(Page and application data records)
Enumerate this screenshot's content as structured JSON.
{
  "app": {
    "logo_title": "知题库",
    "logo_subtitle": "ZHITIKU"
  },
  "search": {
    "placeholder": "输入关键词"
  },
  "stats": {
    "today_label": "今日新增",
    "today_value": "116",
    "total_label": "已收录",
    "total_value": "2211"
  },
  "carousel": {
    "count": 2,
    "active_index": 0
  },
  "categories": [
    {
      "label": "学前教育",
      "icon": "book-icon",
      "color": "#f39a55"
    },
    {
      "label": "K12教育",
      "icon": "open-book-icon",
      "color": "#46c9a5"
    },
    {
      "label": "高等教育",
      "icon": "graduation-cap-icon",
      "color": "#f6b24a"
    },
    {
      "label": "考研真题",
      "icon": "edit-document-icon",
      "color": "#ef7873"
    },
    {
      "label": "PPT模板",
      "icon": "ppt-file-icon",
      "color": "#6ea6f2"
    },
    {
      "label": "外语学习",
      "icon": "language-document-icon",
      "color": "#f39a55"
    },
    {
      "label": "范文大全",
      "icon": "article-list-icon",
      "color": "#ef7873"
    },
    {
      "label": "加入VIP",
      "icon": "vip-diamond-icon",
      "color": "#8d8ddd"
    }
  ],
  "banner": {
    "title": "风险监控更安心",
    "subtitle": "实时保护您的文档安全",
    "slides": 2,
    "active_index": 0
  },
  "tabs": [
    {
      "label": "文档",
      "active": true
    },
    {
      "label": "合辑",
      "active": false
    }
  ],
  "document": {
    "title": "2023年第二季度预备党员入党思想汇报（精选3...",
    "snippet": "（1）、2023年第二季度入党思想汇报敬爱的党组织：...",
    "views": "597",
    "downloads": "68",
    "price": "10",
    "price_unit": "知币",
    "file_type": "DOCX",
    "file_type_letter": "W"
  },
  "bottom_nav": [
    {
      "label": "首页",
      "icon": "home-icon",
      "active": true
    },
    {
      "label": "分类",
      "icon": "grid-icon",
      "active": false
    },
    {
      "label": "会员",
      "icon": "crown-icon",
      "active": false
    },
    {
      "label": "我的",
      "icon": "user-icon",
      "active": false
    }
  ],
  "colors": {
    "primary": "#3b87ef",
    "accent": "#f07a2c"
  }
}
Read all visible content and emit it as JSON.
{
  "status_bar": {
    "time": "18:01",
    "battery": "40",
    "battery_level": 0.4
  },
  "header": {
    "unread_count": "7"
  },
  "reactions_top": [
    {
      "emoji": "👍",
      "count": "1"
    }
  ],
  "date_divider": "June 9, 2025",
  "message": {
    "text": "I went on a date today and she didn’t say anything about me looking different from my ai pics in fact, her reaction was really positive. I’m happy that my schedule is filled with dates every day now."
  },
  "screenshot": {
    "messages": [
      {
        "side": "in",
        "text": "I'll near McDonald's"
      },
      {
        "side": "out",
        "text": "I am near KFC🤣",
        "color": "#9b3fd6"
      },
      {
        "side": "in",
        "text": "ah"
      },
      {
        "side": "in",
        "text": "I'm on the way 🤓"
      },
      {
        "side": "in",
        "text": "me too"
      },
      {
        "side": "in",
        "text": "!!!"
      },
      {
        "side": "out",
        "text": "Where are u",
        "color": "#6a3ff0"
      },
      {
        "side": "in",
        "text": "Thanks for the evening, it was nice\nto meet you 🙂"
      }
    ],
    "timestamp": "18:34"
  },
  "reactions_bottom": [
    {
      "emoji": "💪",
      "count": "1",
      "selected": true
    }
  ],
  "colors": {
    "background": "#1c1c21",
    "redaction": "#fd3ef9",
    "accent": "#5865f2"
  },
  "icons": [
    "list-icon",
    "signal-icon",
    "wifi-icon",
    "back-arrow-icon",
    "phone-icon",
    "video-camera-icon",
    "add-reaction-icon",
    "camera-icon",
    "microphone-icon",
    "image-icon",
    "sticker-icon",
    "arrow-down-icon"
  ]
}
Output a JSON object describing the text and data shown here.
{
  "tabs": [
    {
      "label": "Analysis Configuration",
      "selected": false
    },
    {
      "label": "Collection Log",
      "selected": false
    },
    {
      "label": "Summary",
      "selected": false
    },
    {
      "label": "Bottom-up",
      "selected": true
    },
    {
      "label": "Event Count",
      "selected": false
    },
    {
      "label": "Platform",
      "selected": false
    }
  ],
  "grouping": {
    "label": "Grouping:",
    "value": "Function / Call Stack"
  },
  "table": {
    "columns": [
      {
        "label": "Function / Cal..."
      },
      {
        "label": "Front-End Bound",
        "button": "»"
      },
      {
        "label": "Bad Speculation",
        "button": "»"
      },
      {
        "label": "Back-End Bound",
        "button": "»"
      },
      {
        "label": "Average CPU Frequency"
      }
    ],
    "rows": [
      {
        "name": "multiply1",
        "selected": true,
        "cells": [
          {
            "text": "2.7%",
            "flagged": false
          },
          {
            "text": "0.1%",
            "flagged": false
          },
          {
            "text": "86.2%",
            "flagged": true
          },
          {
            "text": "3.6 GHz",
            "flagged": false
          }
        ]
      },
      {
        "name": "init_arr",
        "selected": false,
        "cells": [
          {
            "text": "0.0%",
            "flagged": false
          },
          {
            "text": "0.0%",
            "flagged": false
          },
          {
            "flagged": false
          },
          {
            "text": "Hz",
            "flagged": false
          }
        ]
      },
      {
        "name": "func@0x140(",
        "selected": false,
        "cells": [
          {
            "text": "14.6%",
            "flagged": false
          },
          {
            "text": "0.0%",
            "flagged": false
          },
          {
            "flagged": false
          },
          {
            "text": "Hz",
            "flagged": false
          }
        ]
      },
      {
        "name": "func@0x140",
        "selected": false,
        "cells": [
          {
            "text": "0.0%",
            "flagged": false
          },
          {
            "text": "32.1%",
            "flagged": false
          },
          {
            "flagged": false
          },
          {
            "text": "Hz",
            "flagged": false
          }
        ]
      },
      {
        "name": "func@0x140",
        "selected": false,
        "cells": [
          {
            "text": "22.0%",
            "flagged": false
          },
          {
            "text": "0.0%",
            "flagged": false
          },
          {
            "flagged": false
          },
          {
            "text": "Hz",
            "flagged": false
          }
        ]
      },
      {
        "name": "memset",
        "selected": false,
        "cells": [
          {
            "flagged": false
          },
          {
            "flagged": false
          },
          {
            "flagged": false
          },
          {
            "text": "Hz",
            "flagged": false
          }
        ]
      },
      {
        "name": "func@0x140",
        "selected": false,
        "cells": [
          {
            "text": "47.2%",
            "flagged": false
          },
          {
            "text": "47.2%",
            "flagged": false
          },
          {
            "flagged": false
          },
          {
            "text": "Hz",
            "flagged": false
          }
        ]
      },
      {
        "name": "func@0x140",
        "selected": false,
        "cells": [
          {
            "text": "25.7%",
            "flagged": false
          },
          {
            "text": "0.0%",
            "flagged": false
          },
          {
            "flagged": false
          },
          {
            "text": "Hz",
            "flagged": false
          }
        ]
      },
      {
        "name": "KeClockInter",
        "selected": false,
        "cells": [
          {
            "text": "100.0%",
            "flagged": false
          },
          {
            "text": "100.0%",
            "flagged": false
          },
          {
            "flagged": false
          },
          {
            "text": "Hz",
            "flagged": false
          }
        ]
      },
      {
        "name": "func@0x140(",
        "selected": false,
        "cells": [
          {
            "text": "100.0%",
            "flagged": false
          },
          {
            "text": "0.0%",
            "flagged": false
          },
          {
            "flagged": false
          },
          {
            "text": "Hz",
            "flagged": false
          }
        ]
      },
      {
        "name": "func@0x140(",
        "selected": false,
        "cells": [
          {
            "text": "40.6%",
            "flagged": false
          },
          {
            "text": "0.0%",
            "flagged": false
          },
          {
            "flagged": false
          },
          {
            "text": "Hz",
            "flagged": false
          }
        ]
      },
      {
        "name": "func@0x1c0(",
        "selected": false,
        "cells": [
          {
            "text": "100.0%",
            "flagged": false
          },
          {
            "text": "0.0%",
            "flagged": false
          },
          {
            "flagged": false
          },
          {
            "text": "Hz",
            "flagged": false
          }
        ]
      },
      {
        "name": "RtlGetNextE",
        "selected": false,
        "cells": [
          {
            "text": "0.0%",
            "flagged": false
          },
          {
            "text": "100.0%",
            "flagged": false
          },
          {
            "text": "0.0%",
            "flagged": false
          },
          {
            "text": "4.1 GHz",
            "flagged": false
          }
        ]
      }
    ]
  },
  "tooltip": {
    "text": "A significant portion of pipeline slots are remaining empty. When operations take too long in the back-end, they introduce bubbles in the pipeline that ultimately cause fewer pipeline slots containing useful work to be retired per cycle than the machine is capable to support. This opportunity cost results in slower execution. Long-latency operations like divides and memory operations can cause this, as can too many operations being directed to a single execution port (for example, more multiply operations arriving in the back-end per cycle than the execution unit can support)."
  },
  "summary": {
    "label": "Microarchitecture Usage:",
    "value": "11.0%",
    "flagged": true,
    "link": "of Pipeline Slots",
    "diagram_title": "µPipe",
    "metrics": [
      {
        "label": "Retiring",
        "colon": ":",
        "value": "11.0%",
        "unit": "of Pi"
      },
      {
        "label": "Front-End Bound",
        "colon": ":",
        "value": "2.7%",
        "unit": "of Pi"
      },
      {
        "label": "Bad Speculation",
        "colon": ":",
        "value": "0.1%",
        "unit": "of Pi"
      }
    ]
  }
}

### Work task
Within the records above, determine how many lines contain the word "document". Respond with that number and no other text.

### Solution to this task
3